**Extracted material:**
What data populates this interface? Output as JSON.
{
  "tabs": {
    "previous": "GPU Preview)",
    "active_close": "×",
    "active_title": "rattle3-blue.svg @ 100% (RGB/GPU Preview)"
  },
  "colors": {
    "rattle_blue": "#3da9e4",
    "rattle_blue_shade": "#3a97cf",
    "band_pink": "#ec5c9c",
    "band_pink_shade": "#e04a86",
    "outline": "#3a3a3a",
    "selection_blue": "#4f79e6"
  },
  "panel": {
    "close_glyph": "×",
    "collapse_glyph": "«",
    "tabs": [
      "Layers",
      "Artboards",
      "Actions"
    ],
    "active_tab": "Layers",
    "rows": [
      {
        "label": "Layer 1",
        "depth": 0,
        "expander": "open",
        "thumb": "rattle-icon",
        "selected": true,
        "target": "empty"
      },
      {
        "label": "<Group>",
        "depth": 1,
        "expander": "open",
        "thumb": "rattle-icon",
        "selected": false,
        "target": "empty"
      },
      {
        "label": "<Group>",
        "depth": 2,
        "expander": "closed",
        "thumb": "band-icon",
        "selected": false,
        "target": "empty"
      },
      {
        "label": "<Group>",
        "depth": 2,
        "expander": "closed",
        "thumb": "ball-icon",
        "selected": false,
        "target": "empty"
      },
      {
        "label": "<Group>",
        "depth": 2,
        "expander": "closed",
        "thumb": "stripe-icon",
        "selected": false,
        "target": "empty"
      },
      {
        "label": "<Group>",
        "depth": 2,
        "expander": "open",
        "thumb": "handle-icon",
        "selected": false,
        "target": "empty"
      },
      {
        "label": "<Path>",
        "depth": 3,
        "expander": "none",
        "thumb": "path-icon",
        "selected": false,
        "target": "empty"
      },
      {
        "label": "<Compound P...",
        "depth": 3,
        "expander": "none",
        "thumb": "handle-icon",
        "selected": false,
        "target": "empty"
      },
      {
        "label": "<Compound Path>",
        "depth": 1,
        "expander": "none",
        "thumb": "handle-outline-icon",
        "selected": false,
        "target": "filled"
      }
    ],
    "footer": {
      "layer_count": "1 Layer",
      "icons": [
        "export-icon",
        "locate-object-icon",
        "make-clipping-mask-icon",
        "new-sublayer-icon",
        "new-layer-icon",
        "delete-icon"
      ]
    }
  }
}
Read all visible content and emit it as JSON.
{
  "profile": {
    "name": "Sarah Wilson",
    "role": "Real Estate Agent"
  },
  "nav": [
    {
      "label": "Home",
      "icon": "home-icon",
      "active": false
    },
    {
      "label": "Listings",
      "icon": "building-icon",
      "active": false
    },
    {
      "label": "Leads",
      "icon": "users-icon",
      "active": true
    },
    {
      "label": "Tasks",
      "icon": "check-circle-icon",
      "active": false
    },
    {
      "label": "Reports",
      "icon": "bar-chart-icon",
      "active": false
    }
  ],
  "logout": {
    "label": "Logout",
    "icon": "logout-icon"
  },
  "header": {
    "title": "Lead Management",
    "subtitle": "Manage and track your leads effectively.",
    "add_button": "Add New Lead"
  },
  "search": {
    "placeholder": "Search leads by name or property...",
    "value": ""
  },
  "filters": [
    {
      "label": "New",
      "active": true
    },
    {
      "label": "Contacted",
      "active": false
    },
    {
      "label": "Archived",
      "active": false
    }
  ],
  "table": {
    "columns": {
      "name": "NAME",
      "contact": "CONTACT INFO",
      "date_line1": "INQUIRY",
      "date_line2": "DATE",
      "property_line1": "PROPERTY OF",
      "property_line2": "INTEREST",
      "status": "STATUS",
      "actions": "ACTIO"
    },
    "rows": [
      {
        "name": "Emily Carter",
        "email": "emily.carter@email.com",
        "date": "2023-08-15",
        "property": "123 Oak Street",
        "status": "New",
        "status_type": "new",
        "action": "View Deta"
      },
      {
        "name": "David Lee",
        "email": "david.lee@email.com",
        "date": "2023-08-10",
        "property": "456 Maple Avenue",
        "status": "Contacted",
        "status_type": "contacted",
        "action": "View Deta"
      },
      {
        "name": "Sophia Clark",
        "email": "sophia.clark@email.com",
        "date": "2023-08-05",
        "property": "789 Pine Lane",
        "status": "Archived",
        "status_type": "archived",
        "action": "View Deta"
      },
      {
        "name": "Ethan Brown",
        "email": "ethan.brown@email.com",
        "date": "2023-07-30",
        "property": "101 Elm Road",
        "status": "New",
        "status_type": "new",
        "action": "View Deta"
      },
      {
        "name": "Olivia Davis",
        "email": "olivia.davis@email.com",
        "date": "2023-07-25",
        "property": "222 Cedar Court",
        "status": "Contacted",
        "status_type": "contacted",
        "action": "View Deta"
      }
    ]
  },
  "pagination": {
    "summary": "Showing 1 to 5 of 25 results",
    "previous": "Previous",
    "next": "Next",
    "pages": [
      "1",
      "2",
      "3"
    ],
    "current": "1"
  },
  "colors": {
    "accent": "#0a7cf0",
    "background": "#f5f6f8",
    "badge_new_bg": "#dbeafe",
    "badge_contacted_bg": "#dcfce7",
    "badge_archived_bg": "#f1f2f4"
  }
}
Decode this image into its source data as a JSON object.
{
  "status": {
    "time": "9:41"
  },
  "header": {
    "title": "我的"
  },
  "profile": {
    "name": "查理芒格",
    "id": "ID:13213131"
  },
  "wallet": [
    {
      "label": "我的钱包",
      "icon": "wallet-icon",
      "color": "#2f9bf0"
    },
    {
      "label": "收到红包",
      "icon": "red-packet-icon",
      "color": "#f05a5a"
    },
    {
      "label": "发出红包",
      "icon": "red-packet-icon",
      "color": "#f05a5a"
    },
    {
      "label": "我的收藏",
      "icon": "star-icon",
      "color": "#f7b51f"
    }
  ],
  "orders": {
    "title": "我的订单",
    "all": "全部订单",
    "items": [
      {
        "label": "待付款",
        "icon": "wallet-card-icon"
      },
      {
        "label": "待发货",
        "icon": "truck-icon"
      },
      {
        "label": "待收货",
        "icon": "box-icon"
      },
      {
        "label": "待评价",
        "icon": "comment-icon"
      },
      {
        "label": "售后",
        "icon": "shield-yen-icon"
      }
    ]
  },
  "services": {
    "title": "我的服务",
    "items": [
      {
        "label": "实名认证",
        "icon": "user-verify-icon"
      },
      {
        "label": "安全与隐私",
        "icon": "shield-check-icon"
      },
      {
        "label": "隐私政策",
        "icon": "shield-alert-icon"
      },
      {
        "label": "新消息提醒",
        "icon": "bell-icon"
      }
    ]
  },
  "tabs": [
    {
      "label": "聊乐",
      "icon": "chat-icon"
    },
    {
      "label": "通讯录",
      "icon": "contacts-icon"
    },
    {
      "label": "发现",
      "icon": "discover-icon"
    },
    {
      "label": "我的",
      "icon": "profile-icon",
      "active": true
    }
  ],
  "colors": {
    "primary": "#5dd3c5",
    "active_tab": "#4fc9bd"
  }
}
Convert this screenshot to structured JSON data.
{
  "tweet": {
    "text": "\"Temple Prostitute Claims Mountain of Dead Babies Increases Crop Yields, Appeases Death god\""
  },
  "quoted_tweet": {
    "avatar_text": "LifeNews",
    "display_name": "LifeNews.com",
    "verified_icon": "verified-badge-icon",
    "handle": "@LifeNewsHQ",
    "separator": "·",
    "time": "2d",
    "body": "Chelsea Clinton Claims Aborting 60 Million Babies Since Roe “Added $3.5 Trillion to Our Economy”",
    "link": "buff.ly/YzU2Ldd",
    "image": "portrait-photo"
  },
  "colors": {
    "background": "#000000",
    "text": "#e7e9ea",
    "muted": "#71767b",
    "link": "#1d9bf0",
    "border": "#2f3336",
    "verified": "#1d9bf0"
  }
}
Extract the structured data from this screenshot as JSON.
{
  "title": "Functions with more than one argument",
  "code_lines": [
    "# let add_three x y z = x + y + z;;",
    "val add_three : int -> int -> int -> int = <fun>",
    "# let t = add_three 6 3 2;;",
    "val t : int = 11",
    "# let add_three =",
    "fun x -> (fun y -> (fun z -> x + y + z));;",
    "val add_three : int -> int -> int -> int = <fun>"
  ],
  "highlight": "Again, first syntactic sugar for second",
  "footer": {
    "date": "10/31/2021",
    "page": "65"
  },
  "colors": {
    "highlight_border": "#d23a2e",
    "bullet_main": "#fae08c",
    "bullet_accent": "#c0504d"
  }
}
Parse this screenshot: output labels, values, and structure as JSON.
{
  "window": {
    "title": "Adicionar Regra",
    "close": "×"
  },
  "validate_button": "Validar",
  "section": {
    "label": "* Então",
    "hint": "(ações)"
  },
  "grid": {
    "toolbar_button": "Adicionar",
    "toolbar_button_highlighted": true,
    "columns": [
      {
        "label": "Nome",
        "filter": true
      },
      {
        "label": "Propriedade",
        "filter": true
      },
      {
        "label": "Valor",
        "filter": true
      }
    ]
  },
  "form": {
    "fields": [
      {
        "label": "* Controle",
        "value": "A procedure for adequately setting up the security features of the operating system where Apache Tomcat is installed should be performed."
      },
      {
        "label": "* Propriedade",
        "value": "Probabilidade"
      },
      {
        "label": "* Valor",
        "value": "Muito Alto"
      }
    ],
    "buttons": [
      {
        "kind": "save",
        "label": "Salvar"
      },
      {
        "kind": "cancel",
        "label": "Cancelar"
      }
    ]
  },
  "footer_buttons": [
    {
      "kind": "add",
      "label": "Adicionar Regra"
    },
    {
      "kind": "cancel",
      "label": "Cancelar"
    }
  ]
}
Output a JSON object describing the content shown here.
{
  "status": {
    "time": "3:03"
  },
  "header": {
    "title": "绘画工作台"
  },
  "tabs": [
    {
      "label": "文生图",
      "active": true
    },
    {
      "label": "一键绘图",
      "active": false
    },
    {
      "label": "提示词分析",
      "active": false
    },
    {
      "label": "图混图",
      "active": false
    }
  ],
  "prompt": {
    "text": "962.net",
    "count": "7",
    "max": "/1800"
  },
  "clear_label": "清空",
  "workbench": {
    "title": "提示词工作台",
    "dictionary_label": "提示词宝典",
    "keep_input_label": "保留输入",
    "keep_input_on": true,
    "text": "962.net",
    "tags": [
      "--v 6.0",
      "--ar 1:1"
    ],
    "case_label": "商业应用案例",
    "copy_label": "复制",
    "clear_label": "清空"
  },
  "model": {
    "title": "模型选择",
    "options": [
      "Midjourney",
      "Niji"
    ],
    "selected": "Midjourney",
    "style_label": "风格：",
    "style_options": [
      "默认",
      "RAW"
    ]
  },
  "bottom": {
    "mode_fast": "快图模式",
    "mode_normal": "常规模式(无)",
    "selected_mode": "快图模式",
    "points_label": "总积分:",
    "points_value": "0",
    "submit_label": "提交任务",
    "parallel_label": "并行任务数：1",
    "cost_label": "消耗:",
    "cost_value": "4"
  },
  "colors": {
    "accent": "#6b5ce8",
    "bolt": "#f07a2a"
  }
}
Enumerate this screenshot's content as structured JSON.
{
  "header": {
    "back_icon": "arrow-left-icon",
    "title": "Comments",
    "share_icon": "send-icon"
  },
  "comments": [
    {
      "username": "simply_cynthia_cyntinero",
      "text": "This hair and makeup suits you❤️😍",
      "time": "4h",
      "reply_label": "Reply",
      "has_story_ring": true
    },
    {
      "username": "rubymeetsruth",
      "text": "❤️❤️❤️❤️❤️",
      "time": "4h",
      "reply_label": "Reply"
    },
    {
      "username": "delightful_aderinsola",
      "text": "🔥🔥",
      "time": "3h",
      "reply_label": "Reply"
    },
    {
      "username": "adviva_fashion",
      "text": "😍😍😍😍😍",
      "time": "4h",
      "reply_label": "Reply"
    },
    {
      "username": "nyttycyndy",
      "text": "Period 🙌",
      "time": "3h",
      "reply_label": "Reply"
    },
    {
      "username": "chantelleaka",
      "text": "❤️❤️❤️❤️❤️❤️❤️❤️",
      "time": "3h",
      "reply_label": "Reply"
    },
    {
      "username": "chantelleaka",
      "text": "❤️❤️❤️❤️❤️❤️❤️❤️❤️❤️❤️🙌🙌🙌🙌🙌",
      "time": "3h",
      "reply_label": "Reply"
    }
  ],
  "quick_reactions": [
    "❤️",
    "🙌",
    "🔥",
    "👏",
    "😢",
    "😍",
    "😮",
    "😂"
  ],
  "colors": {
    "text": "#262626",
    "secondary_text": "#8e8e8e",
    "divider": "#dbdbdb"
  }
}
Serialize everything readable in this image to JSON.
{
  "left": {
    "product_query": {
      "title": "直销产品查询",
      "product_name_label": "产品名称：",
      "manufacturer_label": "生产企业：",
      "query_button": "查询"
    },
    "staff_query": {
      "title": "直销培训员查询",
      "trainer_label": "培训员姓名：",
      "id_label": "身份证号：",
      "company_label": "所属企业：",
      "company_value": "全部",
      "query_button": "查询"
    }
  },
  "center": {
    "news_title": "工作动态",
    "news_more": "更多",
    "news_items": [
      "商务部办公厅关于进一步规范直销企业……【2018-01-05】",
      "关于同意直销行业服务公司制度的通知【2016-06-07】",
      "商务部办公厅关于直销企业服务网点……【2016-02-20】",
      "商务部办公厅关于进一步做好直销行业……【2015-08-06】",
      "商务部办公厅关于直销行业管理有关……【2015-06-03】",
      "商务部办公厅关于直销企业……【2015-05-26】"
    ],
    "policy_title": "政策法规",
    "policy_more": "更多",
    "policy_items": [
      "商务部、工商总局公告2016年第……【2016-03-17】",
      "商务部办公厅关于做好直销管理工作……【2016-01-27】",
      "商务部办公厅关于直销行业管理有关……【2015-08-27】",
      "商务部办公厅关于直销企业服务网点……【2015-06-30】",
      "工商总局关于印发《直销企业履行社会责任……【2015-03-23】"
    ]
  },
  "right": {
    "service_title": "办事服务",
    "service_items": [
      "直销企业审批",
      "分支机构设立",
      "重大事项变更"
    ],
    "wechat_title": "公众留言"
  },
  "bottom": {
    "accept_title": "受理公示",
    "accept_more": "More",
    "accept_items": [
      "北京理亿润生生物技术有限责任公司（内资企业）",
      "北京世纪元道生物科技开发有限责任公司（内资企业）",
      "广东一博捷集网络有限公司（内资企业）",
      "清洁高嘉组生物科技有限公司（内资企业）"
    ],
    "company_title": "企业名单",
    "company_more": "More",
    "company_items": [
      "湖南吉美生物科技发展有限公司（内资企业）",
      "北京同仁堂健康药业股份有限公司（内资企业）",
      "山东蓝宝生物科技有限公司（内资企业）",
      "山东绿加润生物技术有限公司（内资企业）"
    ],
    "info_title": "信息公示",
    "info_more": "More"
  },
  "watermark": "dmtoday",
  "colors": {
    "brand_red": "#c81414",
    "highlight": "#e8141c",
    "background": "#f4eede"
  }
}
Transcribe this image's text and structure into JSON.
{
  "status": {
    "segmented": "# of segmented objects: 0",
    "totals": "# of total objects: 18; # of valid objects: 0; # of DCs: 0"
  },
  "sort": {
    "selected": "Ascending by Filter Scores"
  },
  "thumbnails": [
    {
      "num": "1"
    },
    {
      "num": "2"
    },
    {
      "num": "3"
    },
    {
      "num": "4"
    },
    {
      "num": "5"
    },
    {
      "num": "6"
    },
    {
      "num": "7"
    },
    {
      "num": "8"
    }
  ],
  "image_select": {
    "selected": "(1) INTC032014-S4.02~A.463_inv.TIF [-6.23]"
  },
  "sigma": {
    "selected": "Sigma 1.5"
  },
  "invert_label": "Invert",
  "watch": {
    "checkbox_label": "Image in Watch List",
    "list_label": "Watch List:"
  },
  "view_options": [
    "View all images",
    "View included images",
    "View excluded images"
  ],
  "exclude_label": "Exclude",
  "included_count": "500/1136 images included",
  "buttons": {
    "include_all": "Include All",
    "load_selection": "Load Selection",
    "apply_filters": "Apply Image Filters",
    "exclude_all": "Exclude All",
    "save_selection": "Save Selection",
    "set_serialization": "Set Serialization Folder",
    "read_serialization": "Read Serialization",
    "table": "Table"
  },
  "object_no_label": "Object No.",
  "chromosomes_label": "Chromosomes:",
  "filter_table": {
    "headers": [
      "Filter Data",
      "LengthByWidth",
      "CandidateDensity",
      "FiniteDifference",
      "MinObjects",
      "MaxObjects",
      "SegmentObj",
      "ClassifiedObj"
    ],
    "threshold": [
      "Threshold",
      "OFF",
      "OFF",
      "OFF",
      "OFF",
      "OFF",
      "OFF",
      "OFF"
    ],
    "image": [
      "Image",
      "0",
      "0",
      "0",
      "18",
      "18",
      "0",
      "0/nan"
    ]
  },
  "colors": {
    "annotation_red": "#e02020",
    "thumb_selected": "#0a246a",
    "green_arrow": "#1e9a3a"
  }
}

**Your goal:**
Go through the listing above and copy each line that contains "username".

**Problem solution:**
      "username": "simply_cynthia_cyntinero",
      "username": "rubymeetsruth",
      "username": "delightful_aderinsola",
      "username": "adviva_fashion",
      "username": "nyttycyndy",
      "username": "chantelleaka",
      "username": "chantelleaka",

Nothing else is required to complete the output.